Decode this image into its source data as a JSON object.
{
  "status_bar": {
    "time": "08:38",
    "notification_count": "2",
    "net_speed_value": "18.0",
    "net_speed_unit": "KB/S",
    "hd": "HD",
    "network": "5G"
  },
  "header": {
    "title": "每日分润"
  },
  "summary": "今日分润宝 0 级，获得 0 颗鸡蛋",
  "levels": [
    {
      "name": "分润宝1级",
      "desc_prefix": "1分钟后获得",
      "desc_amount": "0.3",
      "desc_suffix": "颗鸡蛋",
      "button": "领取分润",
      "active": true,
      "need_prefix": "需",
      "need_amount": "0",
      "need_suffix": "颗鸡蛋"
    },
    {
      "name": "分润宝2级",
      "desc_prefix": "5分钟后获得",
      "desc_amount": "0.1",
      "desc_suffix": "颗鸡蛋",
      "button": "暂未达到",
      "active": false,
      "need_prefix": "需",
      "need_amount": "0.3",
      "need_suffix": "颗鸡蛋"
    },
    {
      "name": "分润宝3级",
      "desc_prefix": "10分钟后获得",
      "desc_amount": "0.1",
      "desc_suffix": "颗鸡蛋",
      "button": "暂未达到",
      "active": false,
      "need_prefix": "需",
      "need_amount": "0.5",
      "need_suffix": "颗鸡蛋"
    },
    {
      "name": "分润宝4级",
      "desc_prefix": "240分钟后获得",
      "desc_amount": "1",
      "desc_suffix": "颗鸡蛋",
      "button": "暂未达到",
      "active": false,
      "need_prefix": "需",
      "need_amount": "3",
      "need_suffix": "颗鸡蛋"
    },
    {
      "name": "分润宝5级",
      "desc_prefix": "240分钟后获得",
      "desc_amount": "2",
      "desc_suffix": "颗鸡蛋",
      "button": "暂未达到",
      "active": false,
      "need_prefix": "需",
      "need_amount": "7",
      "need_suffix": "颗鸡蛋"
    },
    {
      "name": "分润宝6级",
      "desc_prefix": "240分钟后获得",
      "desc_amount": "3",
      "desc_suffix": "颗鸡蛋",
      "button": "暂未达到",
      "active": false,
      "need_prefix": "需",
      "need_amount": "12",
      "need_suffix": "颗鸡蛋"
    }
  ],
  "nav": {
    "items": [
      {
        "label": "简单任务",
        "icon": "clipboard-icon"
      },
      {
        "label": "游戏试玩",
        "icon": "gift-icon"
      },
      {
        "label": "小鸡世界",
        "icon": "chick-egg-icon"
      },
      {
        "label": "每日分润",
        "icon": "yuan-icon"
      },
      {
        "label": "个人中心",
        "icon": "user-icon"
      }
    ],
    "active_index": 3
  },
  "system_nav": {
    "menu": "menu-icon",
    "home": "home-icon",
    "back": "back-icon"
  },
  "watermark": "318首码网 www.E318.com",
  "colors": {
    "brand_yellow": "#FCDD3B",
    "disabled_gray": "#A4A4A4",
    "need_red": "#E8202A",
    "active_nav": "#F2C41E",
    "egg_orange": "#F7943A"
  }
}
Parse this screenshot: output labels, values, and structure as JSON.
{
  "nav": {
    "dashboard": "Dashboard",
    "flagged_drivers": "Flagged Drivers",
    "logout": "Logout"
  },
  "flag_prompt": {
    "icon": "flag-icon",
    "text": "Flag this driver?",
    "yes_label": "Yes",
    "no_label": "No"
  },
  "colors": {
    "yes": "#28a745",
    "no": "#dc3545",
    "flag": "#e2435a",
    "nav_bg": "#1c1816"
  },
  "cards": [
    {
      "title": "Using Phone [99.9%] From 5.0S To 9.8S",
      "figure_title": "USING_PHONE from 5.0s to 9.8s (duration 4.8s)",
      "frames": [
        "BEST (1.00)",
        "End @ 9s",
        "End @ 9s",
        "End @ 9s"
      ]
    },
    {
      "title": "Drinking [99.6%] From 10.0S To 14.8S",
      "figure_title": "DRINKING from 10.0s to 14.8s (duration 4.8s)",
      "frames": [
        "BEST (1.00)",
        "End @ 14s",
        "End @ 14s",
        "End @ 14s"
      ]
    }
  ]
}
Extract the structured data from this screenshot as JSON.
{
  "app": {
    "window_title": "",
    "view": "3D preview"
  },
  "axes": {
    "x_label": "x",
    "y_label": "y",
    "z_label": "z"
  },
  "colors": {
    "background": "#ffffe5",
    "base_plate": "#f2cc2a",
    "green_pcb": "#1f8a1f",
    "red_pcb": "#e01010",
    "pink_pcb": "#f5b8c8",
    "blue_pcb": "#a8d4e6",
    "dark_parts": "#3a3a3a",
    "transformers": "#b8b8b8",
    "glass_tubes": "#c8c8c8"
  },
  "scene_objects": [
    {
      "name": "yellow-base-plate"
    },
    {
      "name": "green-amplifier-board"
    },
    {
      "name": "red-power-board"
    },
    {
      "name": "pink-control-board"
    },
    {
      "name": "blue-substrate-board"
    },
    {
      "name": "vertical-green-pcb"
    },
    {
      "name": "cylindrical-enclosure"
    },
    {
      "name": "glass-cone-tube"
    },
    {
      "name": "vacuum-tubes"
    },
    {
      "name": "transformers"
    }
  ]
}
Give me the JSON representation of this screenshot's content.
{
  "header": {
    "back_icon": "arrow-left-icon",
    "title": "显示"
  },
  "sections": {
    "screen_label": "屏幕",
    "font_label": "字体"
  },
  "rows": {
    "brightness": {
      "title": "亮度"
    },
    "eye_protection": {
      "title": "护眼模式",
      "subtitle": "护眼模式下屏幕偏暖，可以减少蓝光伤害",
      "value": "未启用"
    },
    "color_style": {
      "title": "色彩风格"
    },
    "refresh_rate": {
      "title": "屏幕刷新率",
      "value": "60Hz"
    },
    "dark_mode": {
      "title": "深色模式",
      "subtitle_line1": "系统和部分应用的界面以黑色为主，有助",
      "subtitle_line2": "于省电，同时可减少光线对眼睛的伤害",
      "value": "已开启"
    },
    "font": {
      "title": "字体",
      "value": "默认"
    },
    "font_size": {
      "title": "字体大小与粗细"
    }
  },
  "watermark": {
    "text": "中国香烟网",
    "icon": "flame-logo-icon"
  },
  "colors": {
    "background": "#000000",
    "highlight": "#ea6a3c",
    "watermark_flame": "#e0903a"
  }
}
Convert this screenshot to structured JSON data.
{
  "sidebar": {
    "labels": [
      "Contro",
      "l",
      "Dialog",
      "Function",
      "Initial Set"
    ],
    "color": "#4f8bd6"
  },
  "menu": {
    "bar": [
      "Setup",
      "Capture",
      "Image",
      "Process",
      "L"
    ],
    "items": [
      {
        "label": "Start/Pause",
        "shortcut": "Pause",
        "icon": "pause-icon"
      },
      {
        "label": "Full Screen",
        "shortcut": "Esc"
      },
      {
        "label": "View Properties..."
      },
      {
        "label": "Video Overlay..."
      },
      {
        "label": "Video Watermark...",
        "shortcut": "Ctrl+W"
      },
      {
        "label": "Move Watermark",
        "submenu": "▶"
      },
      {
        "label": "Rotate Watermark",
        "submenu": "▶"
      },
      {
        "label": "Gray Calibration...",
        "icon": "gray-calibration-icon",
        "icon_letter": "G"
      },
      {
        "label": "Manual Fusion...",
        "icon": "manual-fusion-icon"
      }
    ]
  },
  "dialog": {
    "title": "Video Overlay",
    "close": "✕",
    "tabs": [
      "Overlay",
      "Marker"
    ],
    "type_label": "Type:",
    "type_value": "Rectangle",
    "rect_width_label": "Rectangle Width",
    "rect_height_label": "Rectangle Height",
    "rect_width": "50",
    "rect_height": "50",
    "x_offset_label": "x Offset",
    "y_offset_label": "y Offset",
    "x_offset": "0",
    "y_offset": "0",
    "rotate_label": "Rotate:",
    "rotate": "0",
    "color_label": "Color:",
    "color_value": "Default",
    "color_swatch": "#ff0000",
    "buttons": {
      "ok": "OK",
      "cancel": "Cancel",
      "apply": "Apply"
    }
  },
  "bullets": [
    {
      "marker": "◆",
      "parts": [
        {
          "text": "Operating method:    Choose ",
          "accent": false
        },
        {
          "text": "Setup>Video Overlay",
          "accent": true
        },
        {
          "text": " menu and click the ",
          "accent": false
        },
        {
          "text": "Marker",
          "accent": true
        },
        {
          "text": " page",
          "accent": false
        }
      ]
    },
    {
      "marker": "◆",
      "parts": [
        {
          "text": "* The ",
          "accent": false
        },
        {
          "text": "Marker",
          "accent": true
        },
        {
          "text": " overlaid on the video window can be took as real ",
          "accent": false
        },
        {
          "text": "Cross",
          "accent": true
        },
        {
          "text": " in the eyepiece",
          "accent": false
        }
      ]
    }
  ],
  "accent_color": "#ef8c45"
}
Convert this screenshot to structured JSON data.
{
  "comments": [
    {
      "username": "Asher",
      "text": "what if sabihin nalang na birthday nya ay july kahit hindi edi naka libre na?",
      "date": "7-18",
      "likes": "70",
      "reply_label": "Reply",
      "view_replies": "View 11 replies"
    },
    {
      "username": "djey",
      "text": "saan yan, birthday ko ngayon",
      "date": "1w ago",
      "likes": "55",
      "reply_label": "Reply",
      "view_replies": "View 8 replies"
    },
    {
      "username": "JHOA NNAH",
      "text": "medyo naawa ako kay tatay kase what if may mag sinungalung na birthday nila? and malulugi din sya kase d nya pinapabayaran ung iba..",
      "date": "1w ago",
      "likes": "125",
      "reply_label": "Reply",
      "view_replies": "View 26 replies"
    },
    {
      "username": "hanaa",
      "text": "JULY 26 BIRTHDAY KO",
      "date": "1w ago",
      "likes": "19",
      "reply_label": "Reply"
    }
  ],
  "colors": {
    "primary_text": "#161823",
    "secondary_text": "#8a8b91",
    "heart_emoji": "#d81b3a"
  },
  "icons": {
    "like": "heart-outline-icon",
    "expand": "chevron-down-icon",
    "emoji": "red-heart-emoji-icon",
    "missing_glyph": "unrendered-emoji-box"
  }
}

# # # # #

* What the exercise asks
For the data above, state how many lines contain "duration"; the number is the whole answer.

* Response below
2